Alzheimer’s disease is the most common cause of dementia, affecting millions of mostly elderly people around the world. Despite decades of research, no cure or even an effective management strategy for this condition are currently available. As the number of people with dementia gradually increases due to increasing life expectancy, the pressure to develop an effective treatment for this neurodegenerative disease continues to grow. AZD3293, if approved, could help slow the progression of Alzheimer’s disease.
How AZD3293 works
The development and progression of Alzheimer’s disease are characterized by a gradual build-up of amyloid plaques in the brain. These plaques consist of insoluble misfolded amyloid-beta protein. This protein and shorter peptides derived from it are toxic to the brain. The formation of plaques involves the action of multiple enzymes, including BACE1. AZD3293 inhibits BACE1 and thus blocks the development of amyloid-beta. It is thought that AZD3293 may, therefore, help prevent the formation of amyloid plaque and thus slow down or even stop the disease’s progression.
AZD3293 in clinical trials
Several Phase 1 trials demonstrated that AZD3293 is well-tolerated across a range of doses and reduced the level of amyloid-beta in the fluid surrounding the brain and spinal cord, as well as in the blood. The effective suppression of amyloid-beta was reported even with once weekly dose of the potential drug.
A multicenter Phase 2/3 clinical trial (NCT02245737) called AMARANTH is comparing two doses of AZD3293 to a placebo given for two years to 2,202 patients with early Alzheimer’s disease.
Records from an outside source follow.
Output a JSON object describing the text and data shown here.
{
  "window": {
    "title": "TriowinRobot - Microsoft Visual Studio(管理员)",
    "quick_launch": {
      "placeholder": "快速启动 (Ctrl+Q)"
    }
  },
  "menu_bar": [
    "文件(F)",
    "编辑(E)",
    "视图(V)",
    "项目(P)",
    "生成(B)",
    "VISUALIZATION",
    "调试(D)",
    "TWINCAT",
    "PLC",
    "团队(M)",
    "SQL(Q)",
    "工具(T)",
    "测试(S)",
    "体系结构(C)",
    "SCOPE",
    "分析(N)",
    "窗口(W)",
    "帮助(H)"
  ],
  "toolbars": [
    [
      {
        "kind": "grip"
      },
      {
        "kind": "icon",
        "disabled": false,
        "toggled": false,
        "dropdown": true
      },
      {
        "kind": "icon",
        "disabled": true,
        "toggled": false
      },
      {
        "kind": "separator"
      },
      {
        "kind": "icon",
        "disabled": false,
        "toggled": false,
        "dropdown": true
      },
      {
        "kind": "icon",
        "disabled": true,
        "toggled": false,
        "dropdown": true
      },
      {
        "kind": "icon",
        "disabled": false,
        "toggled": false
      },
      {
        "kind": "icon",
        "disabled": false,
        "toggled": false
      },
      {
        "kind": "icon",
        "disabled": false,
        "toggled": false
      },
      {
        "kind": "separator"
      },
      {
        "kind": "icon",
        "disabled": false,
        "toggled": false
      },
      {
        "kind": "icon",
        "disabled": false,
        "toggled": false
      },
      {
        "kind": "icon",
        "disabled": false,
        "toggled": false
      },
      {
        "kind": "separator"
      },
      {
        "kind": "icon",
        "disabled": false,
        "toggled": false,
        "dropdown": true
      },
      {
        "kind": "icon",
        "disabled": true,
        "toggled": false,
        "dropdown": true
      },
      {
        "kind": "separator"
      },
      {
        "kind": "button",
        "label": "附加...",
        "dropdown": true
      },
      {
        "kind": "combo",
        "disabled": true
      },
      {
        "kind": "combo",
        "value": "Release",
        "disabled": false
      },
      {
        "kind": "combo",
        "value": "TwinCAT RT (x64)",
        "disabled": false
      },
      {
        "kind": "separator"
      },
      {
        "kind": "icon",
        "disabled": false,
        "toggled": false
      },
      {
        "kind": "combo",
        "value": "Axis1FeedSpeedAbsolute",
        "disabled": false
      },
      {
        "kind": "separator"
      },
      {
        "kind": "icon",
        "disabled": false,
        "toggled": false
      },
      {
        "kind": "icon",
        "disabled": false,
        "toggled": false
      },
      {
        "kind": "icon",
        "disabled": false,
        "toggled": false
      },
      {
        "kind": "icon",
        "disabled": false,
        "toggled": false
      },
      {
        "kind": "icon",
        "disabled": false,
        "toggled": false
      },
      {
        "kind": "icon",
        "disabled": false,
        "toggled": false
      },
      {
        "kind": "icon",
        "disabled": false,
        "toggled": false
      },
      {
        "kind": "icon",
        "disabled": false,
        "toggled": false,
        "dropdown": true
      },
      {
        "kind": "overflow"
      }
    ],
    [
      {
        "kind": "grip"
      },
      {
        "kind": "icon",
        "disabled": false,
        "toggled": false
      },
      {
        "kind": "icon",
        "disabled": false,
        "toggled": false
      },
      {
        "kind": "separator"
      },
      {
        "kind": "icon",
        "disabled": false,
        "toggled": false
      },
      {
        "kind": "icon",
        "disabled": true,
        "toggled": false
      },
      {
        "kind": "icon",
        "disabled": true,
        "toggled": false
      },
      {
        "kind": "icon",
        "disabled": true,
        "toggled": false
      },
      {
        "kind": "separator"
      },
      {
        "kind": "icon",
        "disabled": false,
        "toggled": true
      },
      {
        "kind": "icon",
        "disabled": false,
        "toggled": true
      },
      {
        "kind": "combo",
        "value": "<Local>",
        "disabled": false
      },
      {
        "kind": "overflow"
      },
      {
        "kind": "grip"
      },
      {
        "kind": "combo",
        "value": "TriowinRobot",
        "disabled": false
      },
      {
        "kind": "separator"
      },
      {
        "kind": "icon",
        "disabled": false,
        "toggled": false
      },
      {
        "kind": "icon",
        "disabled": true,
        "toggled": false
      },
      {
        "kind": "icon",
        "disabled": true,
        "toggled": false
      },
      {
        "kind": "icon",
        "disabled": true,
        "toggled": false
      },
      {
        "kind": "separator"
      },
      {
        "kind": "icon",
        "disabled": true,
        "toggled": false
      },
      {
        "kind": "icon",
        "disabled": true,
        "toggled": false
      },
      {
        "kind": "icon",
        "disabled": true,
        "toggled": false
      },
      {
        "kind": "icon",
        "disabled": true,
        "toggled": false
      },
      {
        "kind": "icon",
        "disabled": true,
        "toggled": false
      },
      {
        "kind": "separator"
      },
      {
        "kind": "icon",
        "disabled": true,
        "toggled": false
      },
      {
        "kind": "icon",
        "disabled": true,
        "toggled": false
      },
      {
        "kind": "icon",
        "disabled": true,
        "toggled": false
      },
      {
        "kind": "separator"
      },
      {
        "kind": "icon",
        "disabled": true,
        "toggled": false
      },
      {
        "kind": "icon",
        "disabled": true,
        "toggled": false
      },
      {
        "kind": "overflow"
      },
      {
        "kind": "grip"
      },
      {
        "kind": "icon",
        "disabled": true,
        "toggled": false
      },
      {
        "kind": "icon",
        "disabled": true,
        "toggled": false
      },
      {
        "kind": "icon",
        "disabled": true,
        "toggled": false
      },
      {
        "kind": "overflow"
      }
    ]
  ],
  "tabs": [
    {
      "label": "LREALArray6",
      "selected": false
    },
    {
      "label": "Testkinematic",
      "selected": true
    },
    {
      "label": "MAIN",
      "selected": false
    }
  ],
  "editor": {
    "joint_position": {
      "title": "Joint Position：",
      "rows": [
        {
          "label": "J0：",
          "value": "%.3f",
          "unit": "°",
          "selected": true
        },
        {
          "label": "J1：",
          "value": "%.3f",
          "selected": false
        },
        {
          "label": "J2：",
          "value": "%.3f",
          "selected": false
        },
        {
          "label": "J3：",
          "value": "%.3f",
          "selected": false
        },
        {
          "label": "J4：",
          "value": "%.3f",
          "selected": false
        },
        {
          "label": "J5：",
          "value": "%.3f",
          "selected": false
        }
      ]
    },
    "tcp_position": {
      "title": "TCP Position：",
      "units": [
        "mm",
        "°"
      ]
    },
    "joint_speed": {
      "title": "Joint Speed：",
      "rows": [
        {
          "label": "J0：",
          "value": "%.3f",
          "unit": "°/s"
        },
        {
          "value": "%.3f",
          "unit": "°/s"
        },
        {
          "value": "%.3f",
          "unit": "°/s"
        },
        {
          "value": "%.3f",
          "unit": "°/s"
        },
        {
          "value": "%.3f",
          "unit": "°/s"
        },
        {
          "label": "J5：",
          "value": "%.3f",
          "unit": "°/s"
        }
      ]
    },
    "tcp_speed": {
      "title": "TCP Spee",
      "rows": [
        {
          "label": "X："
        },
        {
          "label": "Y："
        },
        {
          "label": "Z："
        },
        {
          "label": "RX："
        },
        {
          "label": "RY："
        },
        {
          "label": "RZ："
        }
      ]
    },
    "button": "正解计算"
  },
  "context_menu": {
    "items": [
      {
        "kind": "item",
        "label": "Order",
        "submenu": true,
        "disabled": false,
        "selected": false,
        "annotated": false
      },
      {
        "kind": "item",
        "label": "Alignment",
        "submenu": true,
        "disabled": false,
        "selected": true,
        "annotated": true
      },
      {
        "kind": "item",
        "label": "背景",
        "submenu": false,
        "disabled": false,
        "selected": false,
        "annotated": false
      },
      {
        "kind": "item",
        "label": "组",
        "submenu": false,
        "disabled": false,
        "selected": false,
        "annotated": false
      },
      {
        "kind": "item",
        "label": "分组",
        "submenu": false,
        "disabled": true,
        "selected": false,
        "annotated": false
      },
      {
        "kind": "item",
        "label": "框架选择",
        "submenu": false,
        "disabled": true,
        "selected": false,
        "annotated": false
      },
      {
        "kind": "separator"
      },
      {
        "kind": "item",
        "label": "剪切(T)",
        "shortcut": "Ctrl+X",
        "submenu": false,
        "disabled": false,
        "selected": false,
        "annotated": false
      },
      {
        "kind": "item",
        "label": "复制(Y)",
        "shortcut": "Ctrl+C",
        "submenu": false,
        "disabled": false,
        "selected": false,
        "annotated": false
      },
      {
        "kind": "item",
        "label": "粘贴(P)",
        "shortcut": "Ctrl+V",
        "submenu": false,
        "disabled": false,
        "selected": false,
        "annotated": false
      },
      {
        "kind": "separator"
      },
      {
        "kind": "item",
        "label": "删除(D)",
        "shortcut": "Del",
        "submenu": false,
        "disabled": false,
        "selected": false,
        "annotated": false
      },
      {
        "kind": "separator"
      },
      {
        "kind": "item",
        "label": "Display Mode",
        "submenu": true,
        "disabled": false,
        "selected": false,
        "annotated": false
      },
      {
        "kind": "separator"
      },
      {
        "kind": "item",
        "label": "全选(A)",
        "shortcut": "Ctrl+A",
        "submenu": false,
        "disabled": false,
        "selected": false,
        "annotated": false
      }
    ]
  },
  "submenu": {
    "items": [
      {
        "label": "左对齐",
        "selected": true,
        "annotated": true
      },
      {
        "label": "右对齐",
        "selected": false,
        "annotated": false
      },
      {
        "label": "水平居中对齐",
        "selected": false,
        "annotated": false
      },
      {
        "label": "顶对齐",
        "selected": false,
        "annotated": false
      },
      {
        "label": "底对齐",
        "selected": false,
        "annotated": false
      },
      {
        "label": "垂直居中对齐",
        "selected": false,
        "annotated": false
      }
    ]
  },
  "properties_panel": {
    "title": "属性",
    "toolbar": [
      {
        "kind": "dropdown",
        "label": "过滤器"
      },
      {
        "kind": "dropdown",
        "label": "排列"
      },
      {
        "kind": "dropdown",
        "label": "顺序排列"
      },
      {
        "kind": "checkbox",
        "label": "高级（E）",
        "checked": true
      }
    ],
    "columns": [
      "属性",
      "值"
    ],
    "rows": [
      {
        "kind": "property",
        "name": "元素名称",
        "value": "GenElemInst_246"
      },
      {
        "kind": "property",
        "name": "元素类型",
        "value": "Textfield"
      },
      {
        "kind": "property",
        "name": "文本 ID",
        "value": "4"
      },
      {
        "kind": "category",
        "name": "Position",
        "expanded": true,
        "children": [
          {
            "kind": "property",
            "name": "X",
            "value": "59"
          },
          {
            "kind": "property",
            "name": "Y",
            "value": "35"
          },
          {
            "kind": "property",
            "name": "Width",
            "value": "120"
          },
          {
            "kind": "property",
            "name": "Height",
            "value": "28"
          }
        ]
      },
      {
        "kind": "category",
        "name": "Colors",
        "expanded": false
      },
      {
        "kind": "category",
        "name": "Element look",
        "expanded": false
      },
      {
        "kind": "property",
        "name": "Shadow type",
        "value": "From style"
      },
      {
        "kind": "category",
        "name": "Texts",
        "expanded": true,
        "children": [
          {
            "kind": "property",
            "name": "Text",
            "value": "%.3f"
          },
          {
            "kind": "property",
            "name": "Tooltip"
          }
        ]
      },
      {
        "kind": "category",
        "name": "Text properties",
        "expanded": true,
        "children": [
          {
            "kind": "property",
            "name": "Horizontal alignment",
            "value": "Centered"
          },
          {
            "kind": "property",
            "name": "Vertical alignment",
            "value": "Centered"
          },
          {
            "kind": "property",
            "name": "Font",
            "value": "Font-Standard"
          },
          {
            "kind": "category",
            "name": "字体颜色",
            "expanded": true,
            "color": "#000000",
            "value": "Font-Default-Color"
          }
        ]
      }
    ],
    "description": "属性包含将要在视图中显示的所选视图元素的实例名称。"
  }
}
The outcomes will be measured by change in the clinical dementia rating sum of boxes (CDR-SOB), a measure of the severity of dementia in Alzheimer’s disease, compared to the start of the trial. Changes in clinical markers and brain scan results also will be assessed. After positive interim results, AstraZeneca and Eli Lilly announced in April 2016 that the trial will continue to Phase 3. The trial is currently recruiting participants and is set to run until 2019.
A second Phase 3 trial (NCT02783573) called DAYBREAK-ALZ will be conducted in 228 locations around the world and enroll 1,899 patients with mild dementia caused by Alzheimer’s disease. The study will compare two once-daily doses of AZD3293 given for three years to two groups of participants. This trial is currently recruiting participants and is set to run until 2021.
In August 2016, AstraZeneca and Eli Lilly announced that AZD3293 received fast track designation from the U.S. Food and Drug Administration (FDA). The fast track program aims to expedite the development and review of new therapeutics.
Note: Alzheimer’s News Today is strictly a news and information website about the disease. It does not provide medical advice, diagnosis, or treatment. This content is not intended to be a substitute for professional medical advice, diagnosis, or treatment. Always seek the advice of your physician or other qualified health provider with any questions you may have regarding a medical condition. Never disregard professional medical advice or delay in seeking it because of something you have read on this website. The opinions expressed in this column are not those of Alzheimer’s News Today, or its parent company, BioNews Services, and are intended to spark discussion about issues pertaining to Alzheimer’s Disease.